-- RECORD SET follows --
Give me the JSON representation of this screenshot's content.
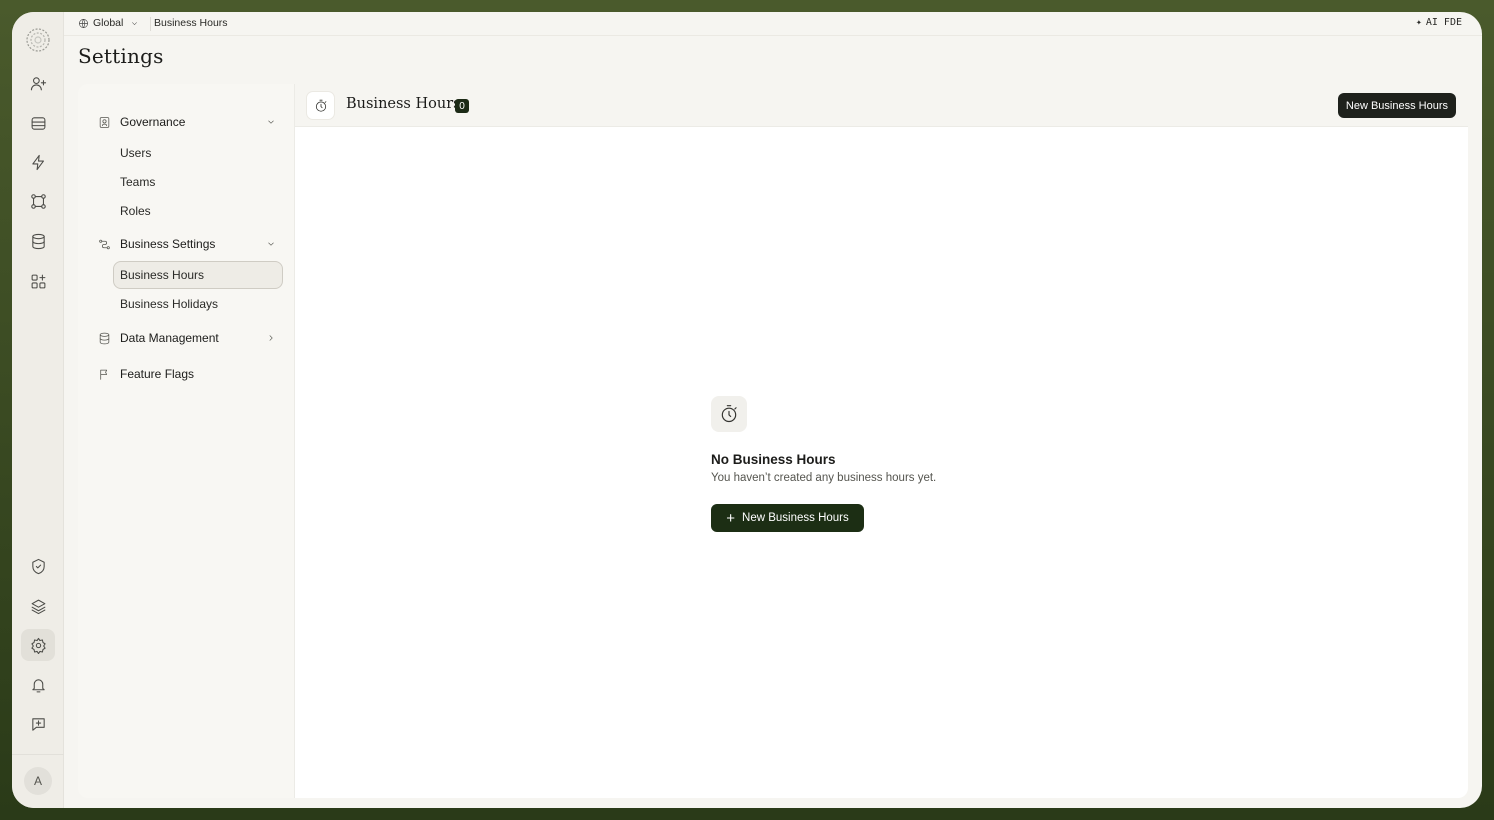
{
  "breadcrumb": {
    "scope": "Global",
    "current": "Business Hours"
  },
  "topbar": {
    "ai_label": "AI FDE"
  },
  "page": {
    "title": "Settings"
  },
  "nav": {
    "governance": {
      "label": "Governance",
      "items": [
        "Users",
        "Teams",
        "Roles"
      ]
    },
    "business_settings": {
      "label": "Business Settings",
      "items": [
        "Business Hours",
        "Business Holidays"
      ]
    },
    "data_management": {
      "label": "Data Management"
    },
    "feature_flags": {
      "label": "Feature Flags"
    }
  },
  "main": {
    "title": "Business Hours",
    "count": "0",
    "new_button": "New Business Hours",
    "empty_title": "No Business Hours",
    "empty_desc": "You haven’t created any business hours yet.",
    "empty_button": "New Business Hours"
  },
  "user": {
    "avatar_initial": "A"
  },
  "colors": {
    "accent": "#1c2e14",
    "frame_bg": "#f6f5f1",
    "outer_bg": "#3a4a22"
  }
}
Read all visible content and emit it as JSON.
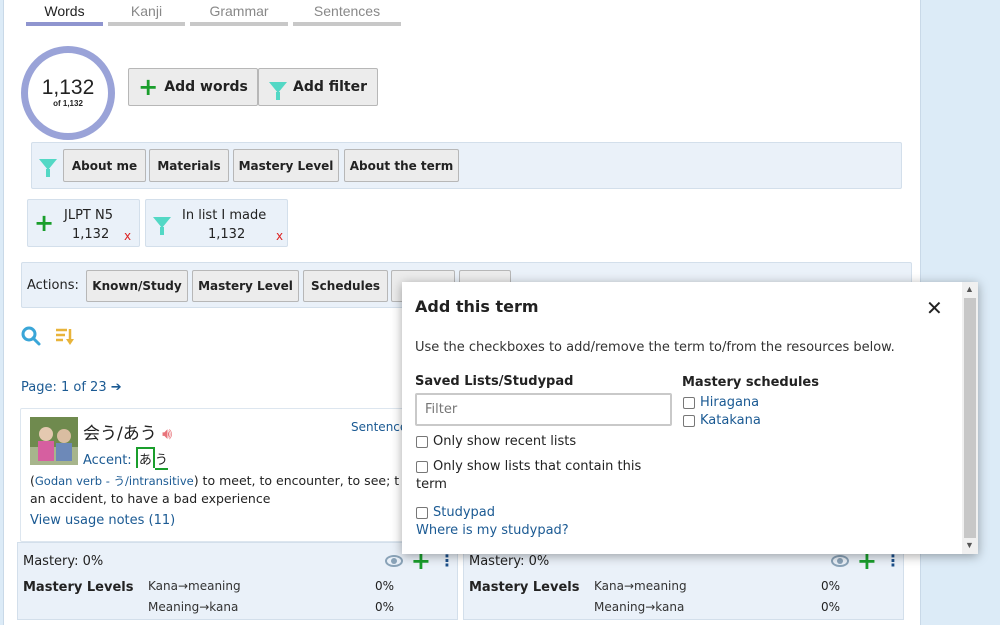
{
  "tabs": [
    "Words",
    "Kanji",
    "Grammar",
    "Sentences"
  ],
  "summary": {
    "count": "1,132",
    "of": "of 1,132"
  },
  "top_buttons": {
    "add_words": "Add words",
    "add_filter": "Add filter"
  },
  "filter_bar": [
    "About me",
    "Materials",
    "Mastery Level",
    "About the term"
  ],
  "chips": [
    {
      "label": "JLPT N5",
      "count": "1,132",
      "remove": "x"
    },
    {
      "label": "In list I made",
      "count": "1,132",
      "remove": "x"
    }
  ],
  "actions": {
    "label": "Actions:",
    "buttons": [
      "Known/Study",
      "Mastery Level",
      "Schedules"
    ]
  },
  "page_info": "Page: 1 of 23",
  "card": {
    "term": "会う/あう",
    "accent_label": "Accent:",
    "accent_kana_1": "あ",
    "accent_kana_2": "う",
    "sentence_link": "Sentence",
    "pos": "Godan verb - う/intransitive",
    "meaning_1": ") to meet, to encounter, to see; t",
    "meaning_2": "an accident, to have a bad experience",
    "usage_notes": "View usage notes (11)"
  },
  "mastery": {
    "title": "Mastery: 0%",
    "levels_label": "Mastery Levels",
    "row1": "Kana→meaning",
    "row2": "Meaning→kana",
    "pct1": "0%",
    "pct2": "0%"
  },
  "dialog": {
    "title": "Add this term",
    "close": "✕",
    "description": "Use the checkboxes to add/remove the term to/from the resources below.",
    "saved_heading": "Saved Lists/Studypad",
    "filter_placeholder": "Filter",
    "opt_recent": "Only show recent lists",
    "opt_contain_1": "Only show lists that contain this",
    "opt_contain_2": "term",
    "studypad": "Studypad",
    "where_link": "Where is my studypad?",
    "schedules_heading": "Mastery schedules",
    "schedules": [
      "Hiragana",
      "Katakana"
    ]
  },
  "colors": {
    "accent_green": "#1a9e2c",
    "link_blue": "#1b5a93",
    "ring": "#9aa3d8"
  }
}
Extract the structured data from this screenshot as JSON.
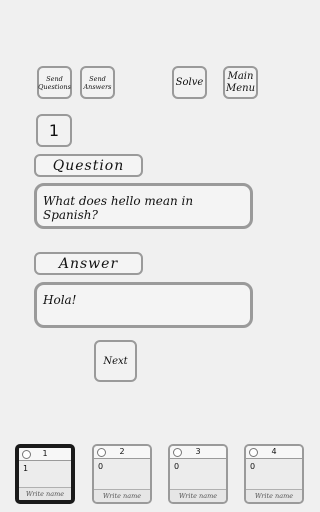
{
  "toolbar": {
    "send_questions": "Send Questions",
    "send_answers": "Send Answers",
    "solve": "Solve",
    "main_menu": "Main Menu"
  },
  "question_number": "1",
  "question": {
    "label": "Question",
    "text": "What does hello mean in Spanish?"
  },
  "answer": {
    "label": "Answer",
    "text": "Hola!"
  },
  "next_label": "Next",
  "slots": [
    {
      "number": "1",
      "count": "1",
      "name_placeholder": "Write name"
    },
    {
      "number": "2",
      "count": "0",
      "name_placeholder": "Write name"
    },
    {
      "number": "3",
      "count": "0",
      "name_placeholder": "Write name"
    },
    {
      "number": "4",
      "count": "0",
      "name_placeholder": "Write name"
    }
  ]
}
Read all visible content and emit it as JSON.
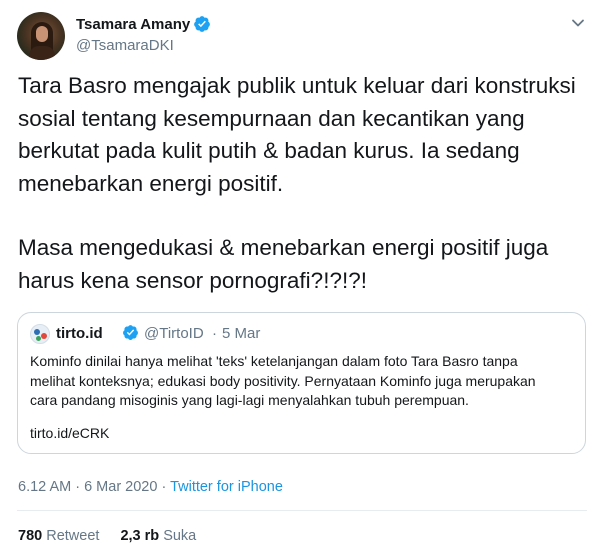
{
  "author": {
    "name": "Tsamara Amany",
    "handle": "@TsamaraDKI",
    "verified_icon": "verified-badge"
  },
  "tweet_text": {
    "lines_p1": [
      "Tara Basro mengajak publik untuk keluar dari konstruksi",
      "sosial tentang kesempurnaan dan kecantikan yang",
      "berkutat pada kulit putih & badan kurus. Ia sedang",
      "menebarkan energi positif."
    ],
    "lines_p2": [
      "Masa mengedukasi & menebarkan energi positif juga",
      "harus kena sensor pornografi?!?!?!"
    ]
  },
  "quoted_tweet": {
    "name": "tirto.id",
    "handle": "@TirtoID",
    "separator": "·",
    "date": "5 Mar",
    "lines": [
      "Kominfo dinilai hanya melihat 'teks' ketelanjangan dalam foto Tara Basro tanpa",
      "melihat konteksnya; edukasi body positivity. Pernyataan Kominfo juga merupakan",
      "cara pandang misoginis yang lagi-lagi menyalahkan tubuh perempuan."
    ],
    "link": "tirto.id/eCRK"
  },
  "meta": {
    "timestamp": "6.12 AM · 6 Mar 2020 · ",
    "via": "Twitter for iPhone"
  },
  "stats": {
    "retweets_count": "780",
    "retweets_label": "Retweet",
    "likes_count": "2,3 rb",
    "likes_label": "Suka"
  },
  "colors": {
    "accent": "#1b95e0",
    "verified": "#1da1f2",
    "muted": "#657786",
    "border": "#ccd6dd"
  }
}
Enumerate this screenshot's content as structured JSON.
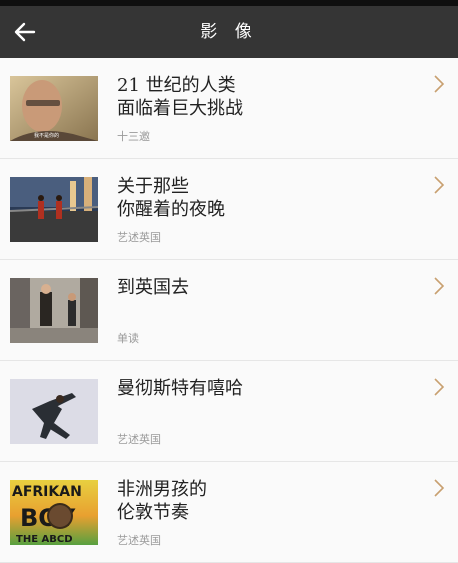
{
  "header": {
    "title": "影 像",
    "back_icon": "arrow-left-icon"
  },
  "items": [
    {
      "line1": "21 世纪的人类",
      "line2": "面临着巨大挑战",
      "source": "十三邀",
      "thumb_caption": "我不是你的"
    },
    {
      "line1": "关于那些",
      "line2": "你醒着的夜晚",
      "source": "艺述英国"
    },
    {
      "line1": "到英国去",
      "line2": "",
      "source": "单读"
    },
    {
      "line1": "曼彻斯特有嘻哈",
      "line2": "",
      "source": "艺述英国"
    },
    {
      "line1": "非洲男孩的",
      "line2": "伦敦节奏",
      "source": "艺述英国",
      "thumb_text1": "AFRIKAN",
      "thumb_text2": "BOY",
      "thumb_text3": "THE ABCD"
    }
  ],
  "colors": {
    "header_bg": "#353535",
    "chevron": "#c8a070",
    "divider": "#e6e6e6"
  }
}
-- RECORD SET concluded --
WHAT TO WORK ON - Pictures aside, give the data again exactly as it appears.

OUTPUT OF THE EXERCISE -
Give me the JSON representation of this screenshot's content.
{
  "breadcrumb": {
    "scope": "Global",
    "current": "Business Hours"
  },
  "topbar": {
    "ai_label": "AI FDE"
  },
  "page": {
    "title": "Settings"
  },
  "nav": {
    "governance": {
      "label": "Governance",
      "items": [
        "Users",
        "Teams",
        "Roles"
      ]
    },
    "business_settings": {
      "label": "Business Settings",
      "items": [
        "Business Hours",
        "Business Holidays"
      ]
    },
    "data_management": {
      "label": "Data Management"
    },
    "feature_flags": {
      "label": "Feature Flags"
    }
  },
  "main": {
    "title": "Business Hours",
    "count": "0",
    "new_button": "New Business Hours",
    "empty_title": "No Business Hours",
    "empty_desc": "You haven’t created any business hours yet.",
    "empty_button": "New Business Hours"
  },
  "user": {
    "avatar_initial": "A"
  },
  "colors": {
    "accent": "#1c2e14",
    "frame_bg": "#f6f5f1",
    "outer_bg": "#3a4a22"
  }
}
Read all visible content and emit it as JSON.
{
  "tabs": [
    "Words",
    "Kanji",
    "Grammar",
    "Sentences"
  ],
  "summary": {
    "count": "1,132",
    "of": "of 1,132"
  },
  "top_buttons": {
    "add_words": "Add words",
    "add_filter": "Add filter"
  },
  "filter_bar": [
    "About me",
    "Materials",
    "Mastery Level",
    "About the term"
  ],
  "chips": [
    {
      "label": "JLPT N5",
      "count": "1,132",
      "remove": "x"
    },
    {
      "label": "In list I made",
      "count": "1,132",
      "remove": "x"
    }
  ],
  "actions": {
    "label": "Actions:",
    "buttons": [
      "Known/Study",
      "Mastery Level",
      "Schedules"
    ]
  },
  "page_info": "Page: 1 of 23",
  "card": {
    "term": "会う/あう",
    "accent_label": "Accent:",
    "accent_kana_1": "あ",
    "accent_kana_2": "う",
    "sentence_link": "Sentence",
    "pos": "Godan verb - う/intransitive",
    "meaning_1": ") to meet, to encounter, to see; t",
    "meaning_2": "an accident, to have a bad experience",
    "usage_notes": "View usage notes (11)"
  },
  "mastery": {
    "title": "Mastery: 0%",
    "levels_label": "Mastery Levels",
    "row1": "Kana→meaning",
    "row2": "Meaning→kana",
    "pct1": "0%",
    "pct2": "0%"
  },
  "dialog": {
    "title": "Add this term",
    "close": "✕",
    "description": "Use the checkboxes to add/remove the term to/from the resources below.",
    "saved_heading": "Saved Lists/Studypad",
    "filter_placeholder": "Filter",
    "opt_recent": "Only show recent lists",
    "opt_contain_1": "Only show lists that contain this",
    "opt_contain_2": "term",
    "studypad": "Studypad",
    "where_link": "Where is my studypad?",
    "schedules_heading": "Mastery schedules",
    "schedules": [
      "Hiragana",
      "Katakana"
    ]
  },
  "colors": {
    "accent_green": "#1a9e2c",
    "link_blue": "#1b5a93",
    "ring": "#9aa3d8"
  }
}
Extract the structured data from this screenshot as JSON.
{
  "toolbar": {
    "send_questions": "Send Questions",
    "send_answers": "Send Answers",
    "solve": "Solve",
    "main_menu": "Main Menu"
  },
  "question_number": "1",
  "question": {
    "label": "Question",
    "text": "What does hello mean in Spanish?"
  },
  "answer": {
    "label": "Answer",
    "text": "Hola!"
  },
  "next_label": "Next",
  "slots": [
    {
      "number": "1",
      "count": "1",
      "name_placeholder": "Write name"
    },
    {
      "number": "2",
      "count": "0",
      "name_placeholder": "Write name"
    },
    {
      "number": "3",
      "count": "0",
      "name_placeholder": "Write name"
    },
    {
      "number": "4",
      "count": "0",
      "name_placeholder": "Write name"
    }
  ]
}
Read all visible content and emit it as JSON.
{
  "author": {
    "name": "Tsamara Amany",
    "handle": "@TsamaraDKI",
    "verified_icon": "verified-badge"
  },
  "tweet_text": {
    "lines_p1": [
      "Tara Basro mengajak publik untuk keluar dari konstruksi",
      "sosial tentang kesempurnaan dan kecantikan yang",
      "berkutat pada kulit putih & badan kurus. Ia sedang",
      "menebarkan energi positif."
    ],
    "lines_p2": [
      "Masa mengedukasi & menebarkan energi positif juga",
      "harus kena sensor pornografi?!?!?!"
    ]
  },
  "quoted_tweet": {
    "name": "tirto.id",
    "handle": "@TirtoID",
    "separator": "·",
    "date": "5 Mar",
    "lines": [
      "Kominfo dinilai hanya melihat 'teks' ketelanjangan dalam foto Tara Basro tanpa",
      "melihat konteksnya; edukasi body positivity. Pernyataan Kominfo juga merupakan",
      "cara pandang misoginis yang lagi-lagi menyalahkan tubuh perempuan."
    ],
    "link": "tirto.id/eCRK"
  },
  "meta": {
    "timestamp": "6.12 AM · 6 Mar 2020 · ",
    "via": "Twitter for iPhone"
  },
  "stats": {
    "retweets_count": "780",
    "retweets_label": "Retweet",
    "likes_count": "2,3 rb",
    "likes_label": "Suka"
  },
  "colors": {
    "accent": "#1b95e0",
    "verified": "#1da1f2",
    "muted": "#657786",
    "border": "#ccd6dd"
  }
}
Enumerate this screenshot's content as structured JSON.
{
  "header": {
    "title": "影 像",
    "back_icon": "arrow-left-icon"
  },
  "items": [
    {
      "line1": "21 世纪的人类",
      "line2": "面临着巨大挑战",
      "source": "十三邀",
      "thumb_caption": "我不是你的"
    },
    {
      "line1": "关于那些",
      "line2": "你醒着的夜晚",
      "source": "艺述英国"
    },
    {
      "line1": "到英国去",
      "line2": "",
      "source": "单读"
    },
    {
      "line1": "曼彻斯特有嘻哈",
      "line2": "",
      "source": "艺述英国"
    },
    {
      "line1": "非洲男孩的",
      "line2": "伦敦节奏",
      "source": "艺述英国",
      "thumb_text1": "AFRIKAN",
      "thumb_text2": "BOY",
      "thumb_text3": "THE ABCD"
    }
  ],
  "colors": {
    "header_bg": "#353535",
    "chevron": "#c8a070",
    "divider": "#e6e6e6"
  }
}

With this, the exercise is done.